Component data from apps and pages:
————
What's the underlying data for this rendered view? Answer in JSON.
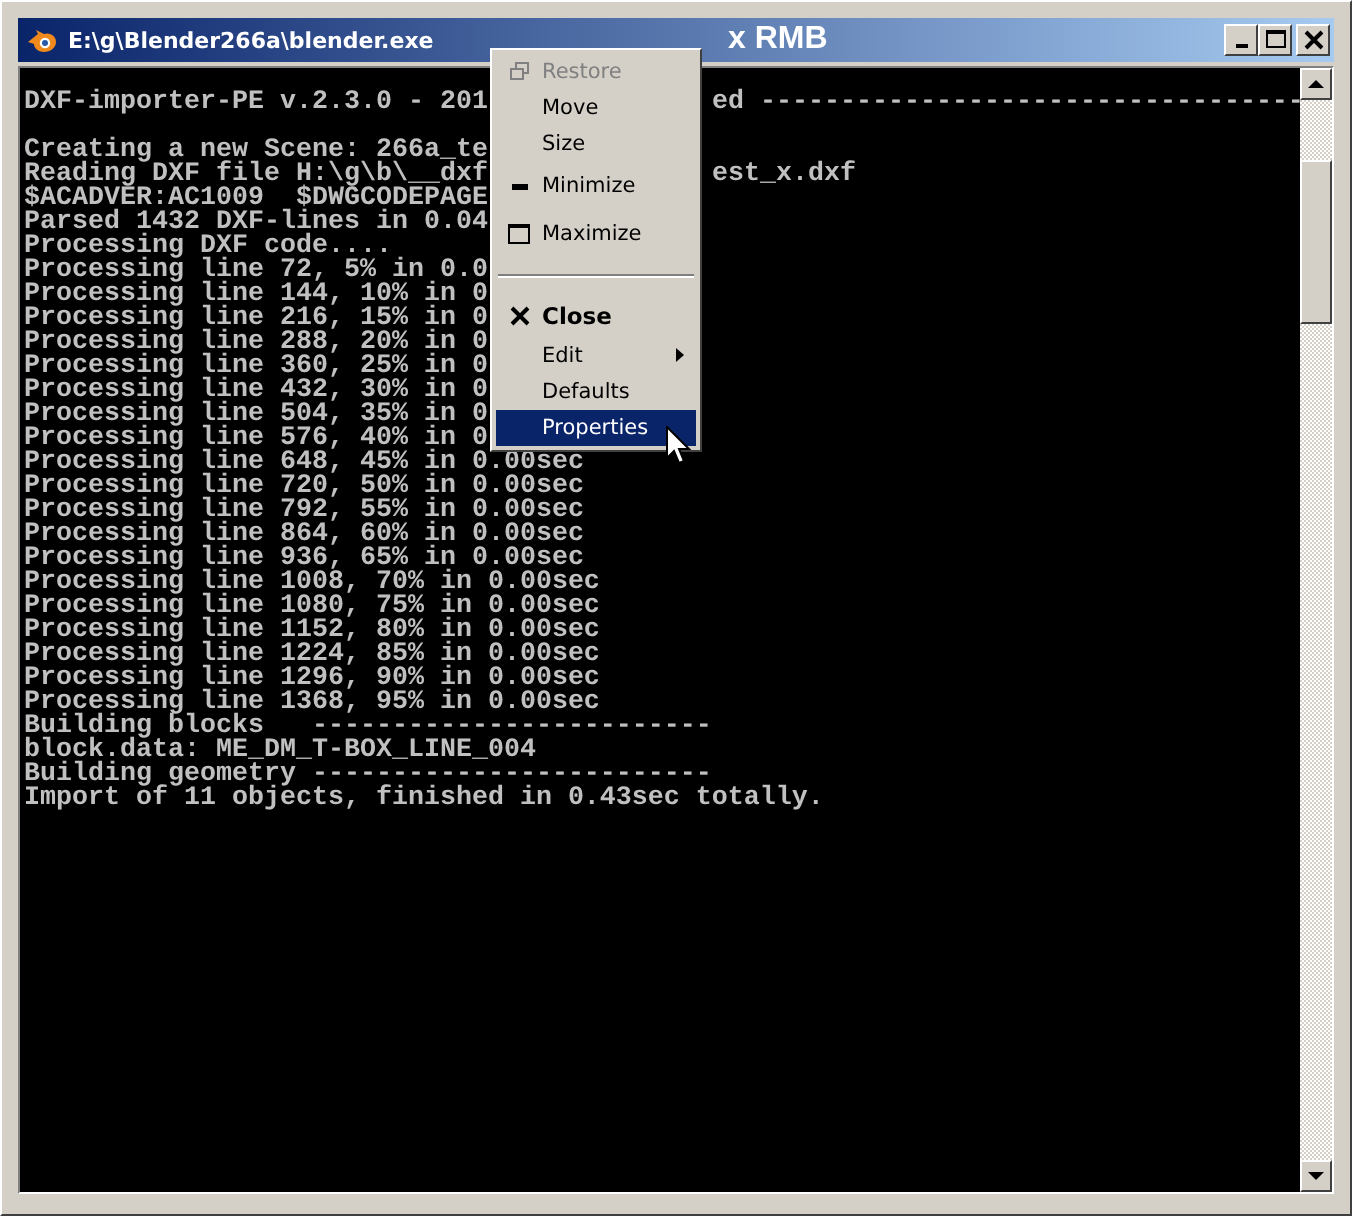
{
  "window": {
    "title": "E:\\g\\Blender266a\\blender.exe",
    "caption_note": "x RMB"
  },
  "console": {
    "lines": [
      {
        "kind": "text",
        "text": "DXF-importer-PE v.2.3.0 - 201",
        "tail": "ed ----------------------------------"
      },
      {
        "kind": "blank"
      },
      {
        "kind": "text",
        "text": "Creating a new Scene: 266a_te"
      },
      {
        "kind": "text",
        "text": "Reading DXF file H:\\g\\b\\__dxf",
        "tail": "est_x.dxf"
      },
      {
        "kind": "text",
        "text": "$ACADVER:AC1009  $DWGCODEPAGE"
      },
      {
        "kind": "text",
        "text": "Parsed 1432 DXF-lines in 0.04"
      },
      {
        "kind": "text",
        "text": "Processing DXF code...."
      },
      {
        "kind": "text",
        "text": "Processing line 72, 5% in 0.0"
      },
      {
        "kind": "text",
        "text": "Processing line 144, 10% in 0"
      },
      {
        "kind": "text",
        "text": "Processing line 216, 15% in 0"
      },
      {
        "kind": "text",
        "text": "Processing line 288, 20% in 0"
      },
      {
        "kind": "text",
        "text": "Processing line 360, 25% in 0"
      },
      {
        "kind": "text",
        "text": "Processing line 432, 30% in 0"
      },
      {
        "kind": "text",
        "text": "Processing line 504, 35% in 0"
      },
      {
        "kind": "text",
        "text": "Processing line 576, 40% in 0"
      },
      {
        "kind": "text",
        "text": "Processing line 648, 45% in 0.00sec"
      },
      {
        "kind": "text",
        "text": "Processing line 720, 50% in 0.00sec"
      },
      {
        "kind": "text",
        "text": "Processing line 792, 55% in 0.00sec"
      },
      {
        "kind": "text",
        "text": "Processing line 864, 60% in 0.00sec"
      },
      {
        "kind": "text",
        "text": "Processing line 936, 65% in 0.00sec"
      },
      {
        "kind": "text",
        "text": "Processing line 1008, 70% in 0.00sec"
      },
      {
        "kind": "text",
        "text": "Processing line 1080, 75% in 0.00sec"
      },
      {
        "kind": "text",
        "text": "Processing line 1152, 80% in 0.00sec"
      },
      {
        "kind": "text",
        "text": "Processing line 1224, 85% in 0.00sec"
      },
      {
        "kind": "text",
        "text": "Processing line 1296, 90% in 0.00sec"
      },
      {
        "kind": "text",
        "text": "Processing line 1368, 95% in 0.00sec"
      },
      {
        "kind": "text",
        "text": "Building blocks   -------------------------"
      },
      {
        "kind": "text",
        "text": "block.data: ME_DM_T-BOX_LINE_004"
      },
      {
        "kind": "text",
        "text": "Building geometry -------------------------"
      },
      {
        "kind": "text",
        "text": "Import of 11 objects, finished in 0.43sec totally."
      }
    ]
  },
  "context_menu": {
    "items": [
      {
        "kind": "item",
        "label": "Restore",
        "disabled": true,
        "selected": false
      },
      {
        "kind": "item",
        "label": "Move",
        "disabled": false,
        "selected": false
      },
      {
        "kind": "item",
        "label": "Size",
        "disabled": false,
        "selected": false
      },
      {
        "kind": "item",
        "label": "Minimize",
        "disabled": false,
        "selected": false
      },
      {
        "kind": "item",
        "label": "Maximize",
        "disabled": false,
        "selected": false
      },
      {
        "kind": "separator"
      },
      {
        "kind": "item",
        "label": "Close",
        "bold": true,
        "disabled": false,
        "selected": false
      },
      {
        "kind": "item",
        "label": "Edit",
        "submenu": true,
        "disabled": false,
        "selected": false
      },
      {
        "kind": "item",
        "label": "Defaults",
        "disabled": false,
        "selected": false
      },
      {
        "kind": "item",
        "label": "Properties",
        "disabled": false,
        "selected": true
      }
    ]
  }
}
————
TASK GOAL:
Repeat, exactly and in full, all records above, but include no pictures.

EXERCISE SOLUTION:
What's the underlying data for this rendered view? Answer in JSON.
{
  "window": {
    "title": "E:\\g\\Blender266a\\blender.exe",
    "caption_note": "x RMB"
  },
  "console": {
    "lines": [
      {
        "kind": "text",
        "text": "DXF-importer-PE v.2.3.0 - 201",
        "tail": "ed ----------------------------------"
      },
      {
        "kind": "blank"
      },
      {
        "kind": "text",
        "text": "Creating a new Scene: 266a_te"
      },
      {
        "kind": "text",
        "text": "Reading DXF file H:\\g\\b\\__dxf",
        "tail": "est_x.dxf"
      },
      {
        "kind": "text",
        "text": "$ACADVER:AC1009  $DWGCODEPAGE"
      },
      {
        "kind": "text",
        "text": "Parsed 1432 DXF-lines in 0.04"
      },
      {
        "kind": "text",
        "text": "Processing DXF code...."
      },
      {
        "kind": "text",
        "text": "Processing line 72, 5% in 0.0"
      },
      {
        "kind": "text",
        "text": "Processing line 144, 10% in 0"
      },
      {
        "kind": "text",
        "text": "Processing line 216, 15% in 0"
      },
      {
        "kind": "text",
        "text": "Processing line 288, 20% in 0"
      },
      {
        "kind": "text",
        "text": "Processing line 360, 25% in 0"
      },
      {
        "kind": "text",
        "text": "Processing line 432, 30% in 0"
      },
      {
        "kind": "text",
        "text": "Processing line 504, 35% in 0"
      },
      {
        "kind": "text",
        "text": "Processing line 576, 40% in 0"
      },
      {
        "kind": "text",
        "text": "Processing line 648, 45% in 0.00sec"
      },
      {
        "kind": "text",
        "text": "Processing line 720, 50% in 0.00sec"
      },
      {
        "kind": "text",
        "text": "Processing line 792, 55% in 0.00sec"
      },
      {
        "kind": "text",
        "text": "Processing line 864, 60% in 0.00sec"
      },
      {
        "kind": "text",
        "text": "Processing line 936, 65% in 0.00sec"
      },
      {
        "kind": "text",
        "text": "Processing line 1008, 70% in 0.00sec"
      },
      {
        "kind": "text",
        "text": "Processing line 1080, 75% in 0.00sec"
      },
      {
        "kind": "text",
        "text": "Processing line 1152, 80% in 0.00sec"
      },
      {
        "kind": "text",
        "text": "Processing line 1224, 85% in 0.00sec"
      },
      {
        "kind": "text",
        "text": "Processing line 1296, 90% in 0.00sec"
      },
      {
        "kind": "text",
        "text": "Processing line 1368, 95% in 0.00sec"
      },
      {
        "kind": "text",
        "text": "Building blocks   -------------------------"
      },
      {
        "kind": "text",
        "text": "block.data: ME_DM_T-BOX_LINE_004"
      },
      {
        "kind": "text",
        "text": "Building geometry -------------------------"
      },
      {
        "kind": "text",
        "text": "Import of 11 objects, finished in 0.43sec totally."
      }
    ]
  },
  "context_menu": {
    "items": [
      {
        "kind": "item",
        "label": "Restore",
        "disabled": true,
        "selected": false
      },
      {
        "kind": "item",
        "label": "Move",
        "disabled": false,
        "selected": false
      },
      {
        "kind": "item",
        "label": "Size",
        "disabled": false,
        "selected": false
      },
      {
        "kind": "item",
        "label": "Minimize",
        "disabled": false,
        "selected": false
      },
      {
        "kind": "item",
        "label": "Maximize",
        "disabled": false,
        "selected": false
      },
      {
        "kind": "separator"
      },
      {
        "kind": "item",
        "label": "Close",
        "bold": true,
        "disabled": false,
        "selected": false
      },
      {
        "kind": "item",
        "label": "Edit",
        "submenu": true,
        "disabled": false,
        "selected": false
      },
      {
        "kind": "item",
        "label": "Defaults",
        "disabled": false,
        "selected": false
      },
      {
        "kind": "item",
        "label": "Properties",
        "disabled": false,
        "selected": true
      }
    ]
  }
}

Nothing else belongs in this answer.